What to work on:
Every record needs to be restated word for word.
[[ Dataset excerpts open ]]
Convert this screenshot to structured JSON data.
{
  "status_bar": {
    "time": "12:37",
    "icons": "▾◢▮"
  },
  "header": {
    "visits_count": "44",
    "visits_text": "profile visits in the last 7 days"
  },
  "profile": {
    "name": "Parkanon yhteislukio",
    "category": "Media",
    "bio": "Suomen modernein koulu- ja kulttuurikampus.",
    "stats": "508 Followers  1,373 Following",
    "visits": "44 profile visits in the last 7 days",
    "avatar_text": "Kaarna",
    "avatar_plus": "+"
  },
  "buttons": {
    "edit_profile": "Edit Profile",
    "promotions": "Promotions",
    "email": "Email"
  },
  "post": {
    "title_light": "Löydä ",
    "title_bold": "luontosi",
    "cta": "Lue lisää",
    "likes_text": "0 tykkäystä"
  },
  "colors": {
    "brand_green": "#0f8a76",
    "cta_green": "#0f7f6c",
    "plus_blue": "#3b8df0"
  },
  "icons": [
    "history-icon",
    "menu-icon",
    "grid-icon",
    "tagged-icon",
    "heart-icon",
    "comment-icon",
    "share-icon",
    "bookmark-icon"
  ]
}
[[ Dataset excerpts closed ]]
Exercise result:
Convert this screenshot to structured JSON data.
{
  "status_bar": {
    "time": "12:37",
    "icons": "▾◢▮"
  },
  "header": {
    "visits_count": "44",
    "visits_text": "profile visits in the last 7 days"
  },
  "profile": {
    "name": "Parkanon yhteislukio",
    "category": "Media",
    "bio": "Suomen modernein koulu- ja kulttuurikampus.",
    "stats": "508 Followers  1,373 Following",
    "visits": "44 profile visits in the last 7 days",
    "avatar_text": "Kaarna",
    "avatar_plus": "+"
  },
  "buttons": {
    "edit_profile": "Edit Profile",
    "promotions": "Promotions",
    "email": "Email"
  },
  "post": {
    "title_light": "Löydä ",
    "title_bold": "luontosi",
    "cta": "Lue lisää",
    "likes_text": "0 tykkäystä"
  },
  "colors": {
    "brand_green": "#0f8a76",
    "cta_green": "#0f7f6c",
    "plus_blue": "#3b8df0"
  },
  "icons": [
    "history-icon",
    "menu-icon",
    "grid-icon",
    "tagged-icon",
    "heart-icon",
    "comment-icon",
    "share-icon",
    "bookmark-icon"
  ]
}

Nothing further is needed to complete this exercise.